It points to other countries raising the eligibility age for the pension, with Treasury Secretary John Whitehead saying decisions made now can prevent economic disaster later.

Mr Whitehead says making early incremental change reduces the risk around the quality of decision making and gives people time to adjust.

The Government has been adamant it won’t change the eligibility age.

Today Finance Minister Bill English said the Government had a plan to tackle the report’s findings.

“Future Governments will face two basic options. They can either lift economic growth above current assumptions or they can cut spending and reduce public services,” Mr English said.

“This Government is focused on lifting our economic growth and we have a clear plan to do that.

“I remain confident about New Zealand’s long-term future. We are coming out of the recession in a relatively strong position compared with many other countries.

“The task now is to unleash our real growth potential and ensure New Zealanders who lose jobs can find a new one as soon as possible.”

Related posts:

  1. Canada's real debt seeps to 131 per cent per GDP“We’ll start paying it down once we’re back in surplus,” Flaherty said. There is a pool of money untapped by government: the practice of undeclared barter. When an individual says...
  2. Australian Senator warns of U.S. debt default”The US dollar is almost becoming like junk bonds,” Australian Joyce said. A default by the U.S. government is a certainty in many analysts’ opinions because there is too much...
  3. Canada’s $1-trillion debt babyBy Terence Corcoran of National Post The Tory commitment to ‘eliminate’ Canada’s total net debt by 2021 now looks absurd Debt is good, even for governments. But it depends on...
  4. Shock: USA guaranteed debt default says Greenspan & Guidotti“So how does America rank on the Greenspan-Guidotti scale? It’s a guaranteed default.” — Two well-known economists – Alan Greenspan and Pablo Guidotti – published the secret formula in a...
  5. Dubai in debt default; investors spooked around globePeople forget the reason Adolph Hitler came into power was due to the Great Depression. People forget the political consequences of economic greed, corruption and bubble creation is always the...
  6. US Senate approves gargantuan national debt increase“The legislation would put the government on track for a national debt of $14.3 trillion—equal to about $45,000 for every American—and provide a vivid reminder of the United States’ dire...

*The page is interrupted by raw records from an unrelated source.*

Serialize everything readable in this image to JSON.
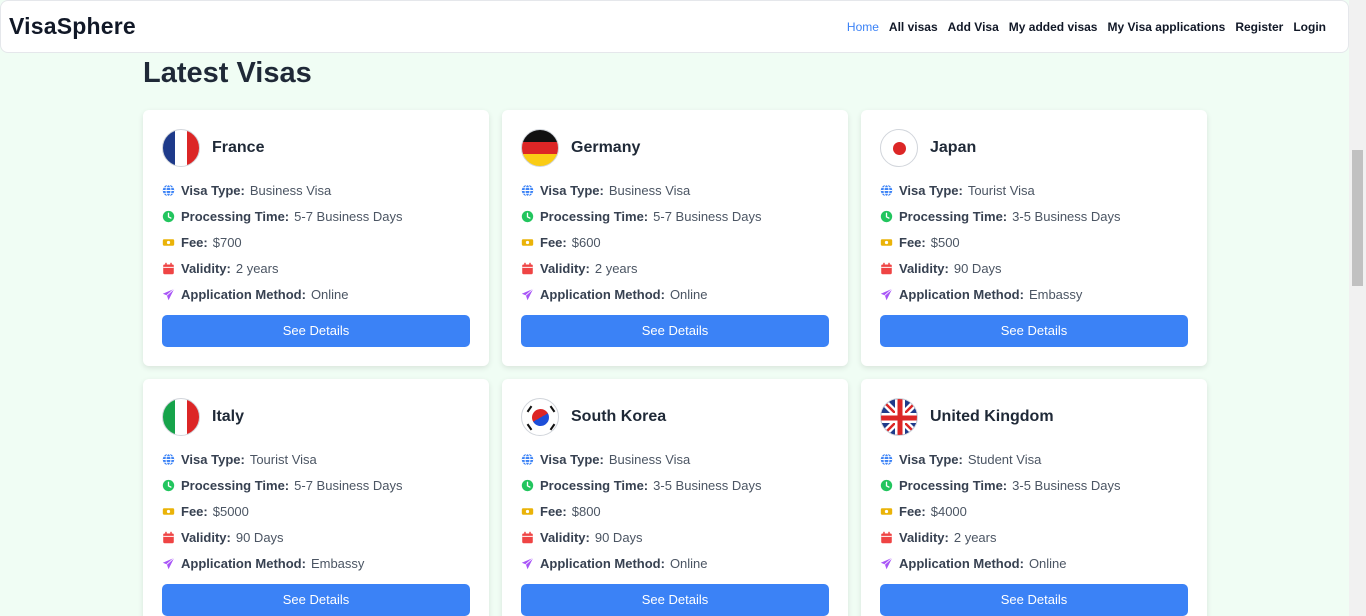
{
  "brand": "VisaSphere",
  "nav": [
    "Home",
    "All visas",
    "Add Visa",
    "My added visas",
    "My Visa applications",
    "Register",
    "Login"
  ],
  "heading": "Latest Visas",
  "labels": {
    "visa_type": "Visa Type:",
    "processing": "Processing Time:",
    "fee": "Fee:",
    "validity": "Validity:",
    "method": "Application Method:",
    "button": "See Details"
  },
  "icons": {
    "visa_type": "globe-icon",
    "processing": "clock-icon",
    "fee": "ticket-icon",
    "validity": "calendar-icon",
    "method": "paper-plane-icon"
  },
  "colors": {
    "accent": "#3b82f6",
    "background": "#f0fdf4"
  },
  "visas": [
    {
      "country": "France",
      "flag": "france-flag-icon",
      "visa_type": "Business Visa",
      "processing": "5-7 Business Days",
      "fee": "$700",
      "validity": "2 years",
      "method": "Online"
    },
    {
      "country": "Germany",
      "flag": "germany-flag-icon",
      "visa_type": "Business Visa",
      "processing": "5-7 Business Days",
      "fee": "$600",
      "validity": "2 years",
      "method": "Online"
    },
    {
      "country": "Japan",
      "flag": "japan-flag-icon",
      "visa_type": "Tourist Visa",
      "processing": "3-5 Business Days",
      "fee": "$500",
      "validity": "90 Days",
      "method": "Embassy"
    },
    {
      "country": "Italy",
      "flag": "italy-flag-icon",
      "visa_type": "Tourist Visa",
      "processing": "5-7 Business Days",
      "fee": "$5000",
      "validity": "90 Days",
      "method": "Embassy"
    },
    {
      "country": "South Korea",
      "flag": "south-korea-flag-icon",
      "visa_type": "Business Visa",
      "processing": "3-5 Business Days",
      "fee": "$800",
      "validity": "90 Days",
      "method": "Online"
    },
    {
      "country": "United Kingdom",
      "flag": "uk-flag-icon",
      "visa_type": "Student Visa",
      "processing": "3-5 Business Days",
      "fee": "$4000",
      "validity": "2 years",
      "method": "Online"
    }
  ]
}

This entry was posted on Thursday, October 29th, 2009 at 11:30 am and is filed under Eurasia. You can follow any responses to this entry through the RSS 2.0 feed. You can leave a response, or trackback from your own site.

Leave a Comment

Please note: Comment moderation is enabled and may delay your comment. There is no need to resubmit your comment.


Under the 'fair use' rule of copyright law, an author may make limited use of another author's work without asking permission. Fair use is based on the belief that the public is entitled to freely use portions of copyrighted materials for purposes of commentary and criticism. The fair use privilege is perhaps the most significant limitation on a copyright owner's exclusive rights. "